Winning writer Seth Skorkowsky of Denton doffed his anonymity to accept the audience's applause for the query about his novel, Damoren. (There's an umlaut over the "a" in the title, but I haven't figured out how to get my laptop to write umlauts yet.)
And whether from second thoughts or the charm of reading the query read in Goldthwaite’s mellow baritone, an agent who had previously rejected the writer announced his willingness to reconsider.
The show’s grim discipline may be paying off. None of the other twenty-two chosen queries beat the gong test, but after hearing them panelists asked even losing authors to send them material for consideration.
Panel members were Lou Anders, editorial director of Prometheus imprint Pyr; Uwe Stender of TriadaUS Literary Agency; Louise Fury of the L. Perkins Agency; Katelyn Detweiler of Jill Grindberg Literary Management; and Alice Spielburg, representing her own agency. Agents in the audience also were allowed to gong as they wished.
Reader Goldthwaite and moderator Russell Connor were members of the DFW Writers Workshop (DFWWW) which sponsored the conference.
Query letters are written inquiries from writers trying to gain representation from literary agents. The letters typically include information about a story’s genre and word count and a brief synopsis to demonstrate the writer’s style and degree of craft. Even a successful query doesn’t guarantee an agent will represent a writer, only that she’s willing to look at extended samples of his work.
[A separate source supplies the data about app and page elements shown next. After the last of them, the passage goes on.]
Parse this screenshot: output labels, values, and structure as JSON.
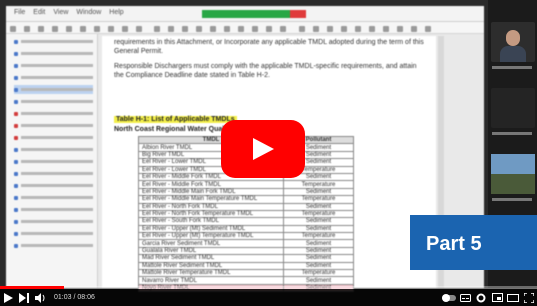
{
  "video": {
    "badge_label": "Part 5",
    "progress_fraction": 0.12,
    "time_display": "01:03 / 08:06"
  },
  "screen": {
    "menu": [
      "File",
      "Edit",
      "View",
      "Window",
      "Help"
    ],
    "doc_paragraph_1": "requirements in this Attachment, or Incorporate any applicable TMDL adopted during the term of this General Permit.",
    "doc_paragraph_2": "Responsible Dischargers must comply with the applicable TMDL-specific requirements, and attain the Compliance Deadline date stated in Table H-2.",
    "table_title": "Table H-1: List of Applicable TMDLs",
    "table_subtitle": "North Coast Regional Water Quality Control Board",
    "table_header": [
      "TMDL",
      "Pollutant"
    ],
    "table_rows": [
      [
        "Albion River TMDL",
        "Sediment"
      ],
      [
        "Big River TMDL",
        "Sediment"
      ],
      [
        "Eel River - Lower TMDL",
        "Sediment"
      ],
      [
        "Eel River - Lower TMDL",
        "Temperature"
      ],
      [
        "Eel River - Middle Fork TMDL",
        "Sediment"
      ],
      [
        "Eel River - Middle Fork TMDL",
        "Temperature"
      ],
      [
        "Eel River - Middle Main Fork TMDL",
        "Sediment"
      ],
      [
        "Eel River - Middle Main Temperature TMDL",
        "Temperature"
      ],
      [
        "Eel River - North Fork TMDL",
        "Sediment"
      ],
      [
        "Eel River - North Fork Temperature TMDL",
        "Temperature"
      ],
      [
        "Eel River - South Fork TMDL",
        "Sediment"
      ],
      [
        "Eel River - Upper (Mt) Sediment TMDL",
        "Sediment"
      ],
      [
        "Eel River - Upper (Mt) Temperature TMDL",
        "Temperature"
      ],
      [
        "Garcia River Sediment TMDL",
        "Sediment"
      ],
      [
        "Gualala River TMDL",
        "Sediment"
      ],
      [
        "Mad River Sediment TMDL",
        "Sediment"
      ],
      [
        "Mattole River Sediment TMDL",
        "Sediment"
      ],
      [
        "Mattole River Temperature TMDL",
        "Temperature"
      ],
      [
        "Navarro River TMDL",
        "Sediment"
      ],
      [
        "Noyo River TMDL",
        "Sediment"
      ]
    ]
  },
  "icons": {
    "play": "play-icon",
    "skip": "next-icon",
    "volume": "volume-icon",
    "settings": "gear-icon",
    "fullscreen": "fullscreen-icon"
  },
  "colors": {
    "play_button": "#ff0000",
    "badge": "#1b64b0",
    "highlight": "#f3ef4a"
  }
}
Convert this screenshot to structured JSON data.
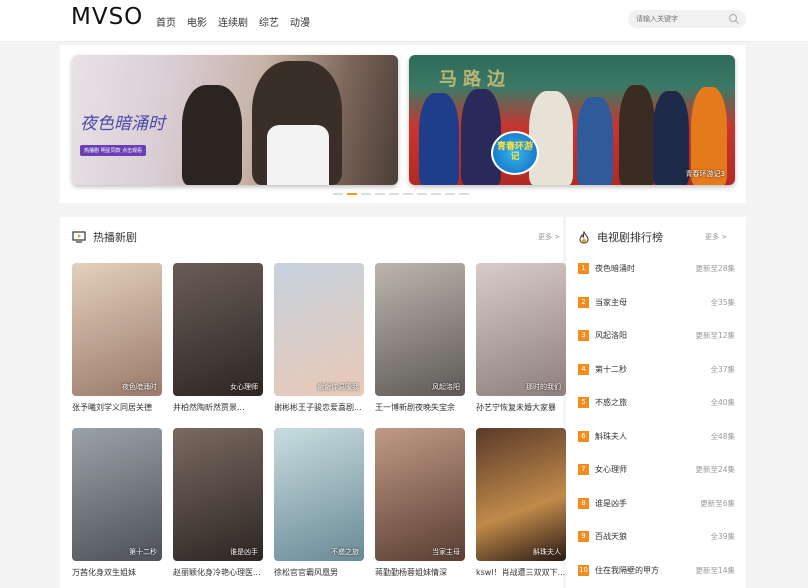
{
  "header": {
    "logo": "MVSO",
    "nav": [
      "首页",
      "电影",
      "连续剧",
      "综艺",
      "动漫"
    ],
    "search_placeholder": "请输入关键字"
  },
  "banners": [
    {
      "title_art": "夜色暗涌时",
      "tag": "热播剧 明星同款 点击观看",
      "caption": ""
    },
    {
      "title_art": "",
      "sign": "马路边",
      "badge": "青春环游记",
      "caption": "青春环游记3"
    }
  ],
  "hot": {
    "title": "热播新剧",
    "more": "更多 >",
    "items": [
      {
        "poster_label": "夜色暗涌时",
        "caption": "张予曦刘学义同居关德",
        "bg": "#c9a88f"
      },
      {
        "poster_label": "女心理师",
        "caption": "井柏然陶昕然贾景...",
        "bg": "#5c4f4a"
      },
      {
        "poster_label": "谢谢你温暖我",
        "caption": "谢彬彬王子骏恋爱喜剧...",
        "bg": "#a8b8c8"
      },
      {
        "poster_label": "风起洛阳",
        "caption": "王一博新剧夜晚失宝余",
        "bg": "#8c8c8c"
      },
      {
        "poster_label": "那时的我们",
        "caption": "孙艺宁恢复未婚大家暴",
        "bg": "#d7c3c0"
      },
      {
        "poster_label": "第十二秒",
        "caption": "万茜化身双生姐妹",
        "bg": "#8a8f95"
      },
      {
        "poster_label": "谁是凶手",
        "caption": "赵丽颖化身冷艳心理医...",
        "bg": "#6b5a52"
      },
      {
        "poster_label": "不惑之旅",
        "caption": "徐松官官霸风凰男",
        "bg": "#a9c4c9"
      },
      {
        "poster_label": "当家主母",
        "caption": "蒋勤勤杨蓉姐妹情深",
        "bg": "#a0786a"
      },
      {
        "poster_label": "斛珠夫人",
        "caption": "kswl！肖战遭三双双下...",
        "bg": "#4c2e22"
      }
    ]
  },
  "ranking": {
    "title": "电视剧排行榜",
    "more": "更多 >",
    "items": [
      {
        "num": "1",
        "name": "夜色暗涌时",
        "status": "更新至28集"
      },
      {
        "num": "2",
        "name": "当家主母",
        "status": "全35集"
      },
      {
        "num": "3",
        "name": "风起洛阳",
        "status": "更新至12集"
      },
      {
        "num": "4",
        "name": "第十二秒",
        "status": "全37集"
      },
      {
        "num": "5",
        "name": "不惑之旅",
        "status": "全40集"
      },
      {
        "num": "6",
        "name": "斛珠夫人",
        "status": "全48集"
      },
      {
        "num": "7",
        "name": "女心理师",
        "status": "更新至24集"
      },
      {
        "num": "8",
        "name": "谁是凶手",
        "status": "更新至6集"
      },
      {
        "num": "9",
        "name": "百战天狼",
        "status": "全39集"
      },
      {
        "num": "10",
        "name": "住在我隔壁的甲方",
        "status": "更新至14集"
      }
    ]
  }
}
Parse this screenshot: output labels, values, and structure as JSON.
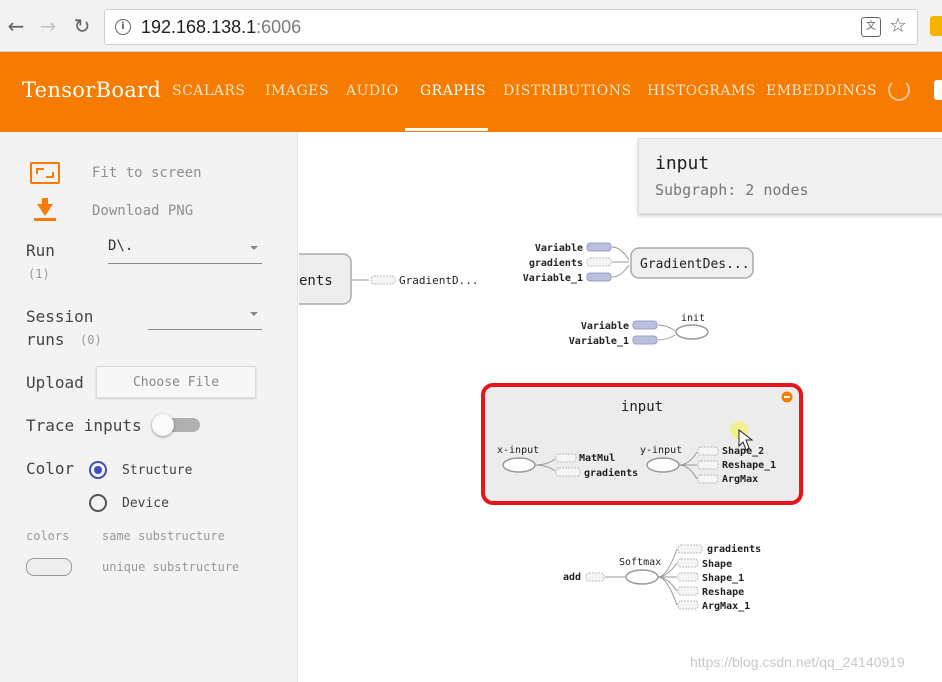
{
  "browser": {
    "back_icon": "←",
    "forward_icon": "→",
    "reload_icon": "↻",
    "url_host": "192.168.138.1",
    "url_port": ":6006",
    "info_icon": "i",
    "translate_icon": "文",
    "star_icon": "☆"
  },
  "header": {
    "title": "TensorBoard",
    "tabs": [
      "SCALARS",
      "IMAGES",
      "AUDIO",
      "GRAPHS",
      "DISTRIBUTIONS",
      "HISTOGRAMS",
      "EMBEDDINGS"
    ],
    "active_tab": "GRAPHS",
    "accent_color": "#f57c00"
  },
  "sidebar": {
    "fit_to_screen": "Fit to screen",
    "download_png": "Download PNG",
    "run_label": "Run",
    "run_count": "(1)",
    "run_value": "D\\.",
    "session_label_1": "Session",
    "session_label_2": "runs",
    "session_count": "(0)",
    "session_value": "",
    "upload_label": "Upload",
    "choose_file": "Choose File",
    "trace_inputs": "Trace inputs",
    "trace_inputs_on": false,
    "color_label": "Color",
    "color_options": [
      "Structure",
      "Device"
    ],
    "color_selected": "Structure",
    "colors_label": "colors",
    "same_substructure": "same substructure",
    "unique_substructure": "unique substructure"
  },
  "info_card": {
    "title": "input",
    "subtitle": "Subgraph: 2 nodes"
  },
  "graph": {
    "clipped_node": "ents",
    "clipped_edge_label": "GradientD...",
    "gd_node": "GradientDes...",
    "gd_inputs": [
      "Variable",
      "gradients",
      "Variable_1"
    ],
    "init_node": "init",
    "init_inputs": [
      "Variable",
      "Variable_1"
    ],
    "input_group": {
      "title": "input",
      "x_input": "x-input",
      "x_outputs": [
        "MatMul",
        "gradients"
      ],
      "y_input": "y-input",
      "y_outputs": [
        "Shape_2",
        "Reshape_1",
        "ArgMax"
      ],
      "highlight_color": "#e8141c"
    },
    "softmax_node": "Softmax",
    "softmax_input": "add",
    "softmax_outputs": [
      "gradients",
      "Shape",
      "Shape_1",
      "Reshape",
      "ArgMax_1"
    ]
  },
  "watermark": "https://blog.csdn.net/qq_24140919"
}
Query faults that repeated turned agents and editors off was vagueness -- the lack of specific information about the plot, its protagonist or conflict; as well as failure to pinpoint the story’s genre, that is, which shelf it would occupy in a bookstore. “A book marketed toward everyone is an automatic gong,” one agent said. Others gonged a story that claimed multiple genres -- mystery, young adult, and science fiction.
Panelists also disliked overwriting -- “fifty adjectives in ten lines,” one agent said. Anders added, “one hyphen plenty, two hyphens too many, three hyphens left the building.
They also gonged queries felt to be “gimmicky,” such as the metafictional concept of a story about a writer writing a story; implied threats (“it‘s childish -- if you want to threaten me, do it in person”, Stender said); clichés; and stories that simply didn’t grab them.
“People read to be transported out of the ordinary,” Anders said, “and so many pitches are telling me how bored (the characters) are.”
On the other hand, “it’s possible to be a good writer but a bad query writer,” a panelist said, noting that she’d heard a particular query directly from the author and found it much better than it came off in the letter.
Moderator Connor also said he’d heard the novel behind one of the queries and it was much better than the query implied (and no, he said, it wasn’t his own).
For those of us who may be better at writing stories than at summarizing them in query letters, one hope for finding an agent is to meet more of them in person. And DFWWW has a deal for us -- discounted registration for its 2014 conference next May, available through May 31. For details, see
Favorite incentive one author gives herself for writing regularly: “I tell myself, if this sells, I can get another tattoo.”